▶ Problem: Your reply should be the entries, output word for word, with each picture omitted.

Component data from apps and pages
┌──
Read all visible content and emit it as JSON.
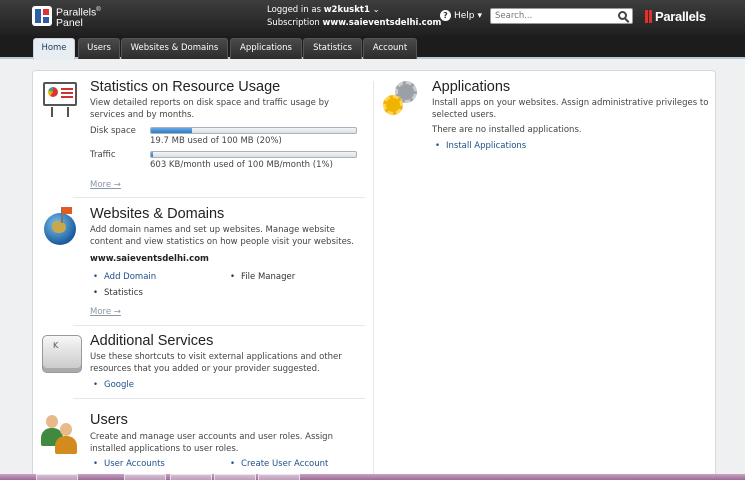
{
  "header": {
    "logo_line1": "Parallels",
    "logo_reg": "®",
    "logo_line2": "Panel",
    "logged_in_label": "Logged in as",
    "username": "w2kuskt1",
    "subscription_label": "Subscription",
    "subscription": "www.saieventsdelhi.com",
    "help_label": "Help",
    "search_placeholder": "Search...",
    "brand": "Parallels",
    "brand_color": "#e42f2f"
  },
  "tabs": [
    {
      "label": "Home",
      "active": true
    },
    {
      "label": "Users",
      "active": false
    },
    {
      "label": "Websites & Domains",
      "active": false
    },
    {
      "label": "Applications",
      "active": false
    },
    {
      "label": "Statistics",
      "active": false
    },
    {
      "label": "Account",
      "active": false
    }
  ],
  "stats": {
    "title": "Statistics on Resource Usage",
    "desc": "View detailed reports on disk space and traffic usage by services and by months.",
    "disk_label": "Disk space",
    "disk_usage": "19.7 MB used of 100 MB (20%)",
    "disk_fraction": 0.2,
    "traffic_label": "Traffic",
    "traffic_usage": "603 KB/month used of 100 MB/month (1%)",
    "traffic_fraction": 0.01,
    "more": "More →"
  },
  "websites": {
    "title": "Websites & Domains",
    "desc": "Add domain names and set up websites. Manage website content and view statistics on how people visit your websites.",
    "domain": "www.saieventsdelhi.com",
    "add_domain": "Add Domain",
    "file_manager": "File Manager",
    "statistics": "Statistics",
    "more": "More →"
  },
  "additional": {
    "title": "Additional Services",
    "desc": "Use these shortcuts to visit external applications and other resources that you added or your provider suggested.",
    "google": "Google",
    "key_letter": "K"
  },
  "users": {
    "title": "Users",
    "desc": "Create and manage user accounts and user roles. Assign installed applications to user roles.",
    "user_accounts": "User Accounts",
    "create_user": "Create User Account"
  },
  "applications": {
    "title": "Applications",
    "desc": "Install apps on your websites. Assign administrative privileges to selected users.",
    "none": "There are no installed applications.",
    "install": "Install Applications"
  },
  "colors": {
    "link": "#1d4f8a",
    "accent_bar": "#2d7bc7"
  }
}
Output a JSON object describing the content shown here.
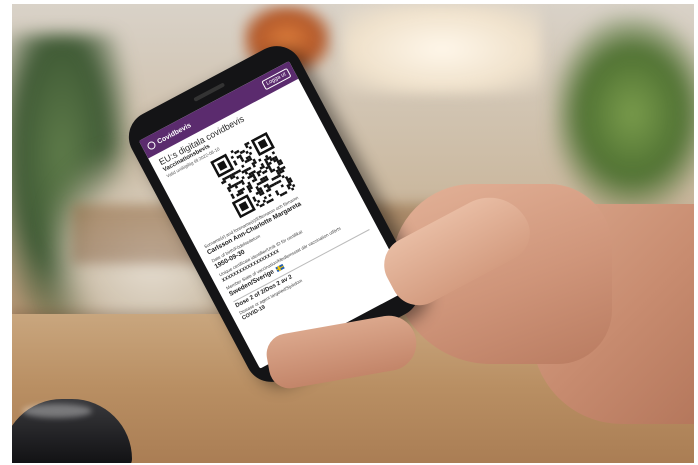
{
  "app": {
    "name": "Covidbevis",
    "logout_label": "Logga ut",
    "logo_icon": "covidbevis-logo-icon"
  },
  "certificate": {
    "title": "EU:s digitala covidbevis",
    "subtitle": "Vaccinationsbevis",
    "validity": "Valid until/giltig till 2022-08-10",
    "name_label": "Surname(s) and forename(s)/Efternamn och förnamn",
    "name_value": "Carlsson Ann-Charlotte Margareta",
    "birth_label": "Date of birth/Födelsedatum",
    "birth_value": "1950-09-30",
    "id_label": "Unique certificate identifier/Unik ID för certifikat",
    "id_value": "XXXXXXXXXXXXXXXXXXXX",
    "country_label": "Member State of vaccination/Medlemsstat där vaccination utförts",
    "country_value": "Sweden/Sverige",
    "dose_value": "Dose 2 of 2/Dos 2 av 2",
    "disease_label": "Disease or agent targeted/Sjukdom",
    "disease_value": "COVID-19"
  },
  "colors": {
    "brand": "#5b2b6e",
    "flag_blue": "#2560b0",
    "flag_yellow": "#f4c400"
  }
}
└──
▶ Result for this task:
Read all visible content and emit it as JSON.
{
  "header": {
    "logo_line1": "Parallels",
    "logo_reg": "®",
    "logo_line2": "Panel",
    "logged_in_label": "Logged in as",
    "username": "w2kuskt1",
    "subscription_label": "Subscription",
    "subscription": "www.saieventsdelhi.com",
    "help_label": "Help",
    "search_placeholder": "Search...",
    "brand": "Parallels",
    "brand_color": "#e42f2f"
  },
  "tabs": [
    {
      "label": "Home",
      "active": true
    },
    {
      "label": "Users",
      "active": false
    },
    {
      "label": "Websites & Domains",
      "active": false
    },
    {
      "label": "Applications",
      "active": false
    },
    {
      "label": "Statistics",
      "active": false
    },
    {
      "label": "Account",
      "active": false
    }
  ],
  "stats": {
    "title": "Statistics on Resource Usage",
    "desc": "View detailed reports on disk space and traffic usage by services and by months.",
    "disk_label": "Disk space",
    "disk_usage": "19.7 MB used of 100 MB (20%)",
    "disk_fraction": 0.2,
    "traffic_label": "Traffic",
    "traffic_usage": "603 KB/month used of 100 MB/month (1%)",
    "traffic_fraction": 0.01,
    "more": "More →"
  },
  "websites": {
    "title": "Websites & Domains",
    "desc": "Add domain names and set up websites. Manage website content and view statistics on how people visit your websites.",
    "domain": "www.saieventsdelhi.com",
    "add_domain": "Add Domain",
    "file_manager": "File Manager",
    "statistics": "Statistics",
    "more": "More →"
  },
  "additional": {
    "title": "Additional Services",
    "desc": "Use these shortcuts to visit external applications and other resources that you added or your provider suggested.",
    "google": "Google",
    "key_letter": "K"
  },
  "users": {
    "title": "Users",
    "desc": "Create and manage user accounts and user roles. Assign installed applications to user roles.",
    "user_accounts": "User Accounts",
    "create_user": "Create User Account"
  },
  "applications": {
    "title": "Applications",
    "desc": "Install apps on your websites. Assign administrative privileges to selected users.",
    "none": "There are no installed applications.",
    "install": "Install Applications"
  },
  "colors": {
    "link": "#1d4f8a",
    "accent_bar": "#2d7bc7"
  }
}
Output a JSON object describing the content shown here.
{
  "app": {
    "name": "Covidbevis",
    "logout_label": "Logga ut",
    "logo_icon": "covidbevis-logo-icon"
  },
  "certificate": {
    "title": "EU:s digitala covidbevis",
    "subtitle": "Vaccinationsbevis",
    "validity": "Valid until/giltig till 2022-08-10",
    "name_label": "Surname(s) and forename(s)/Efternamn och förnamn",
    "name_value": "Carlsson Ann-Charlotte Margareta",
    "birth_label": "Date of birth/Födelsedatum",
    "birth_value": "1950-09-30",
    "id_label": "Unique certificate identifier/Unik ID för certifikat",
    "id_value": "XXXXXXXXXXXXXXXXXXXX",
    "country_label": "Member State of vaccination/Medlemsstat där vaccination utförts",
    "country_value": "Sweden/Sverige",
    "dose_value": "Dose 2 of 2/Dos 2 av 2",
    "disease_label": "Disease or agent targeted/Sjukdom",
    "disease_value": "COVID-19"
  },
  "colors": {
    "brand": "#5b2b6e",
    "flag_blue": "#2560b0",
    "flag_yellow": "#f4c400"
  }
}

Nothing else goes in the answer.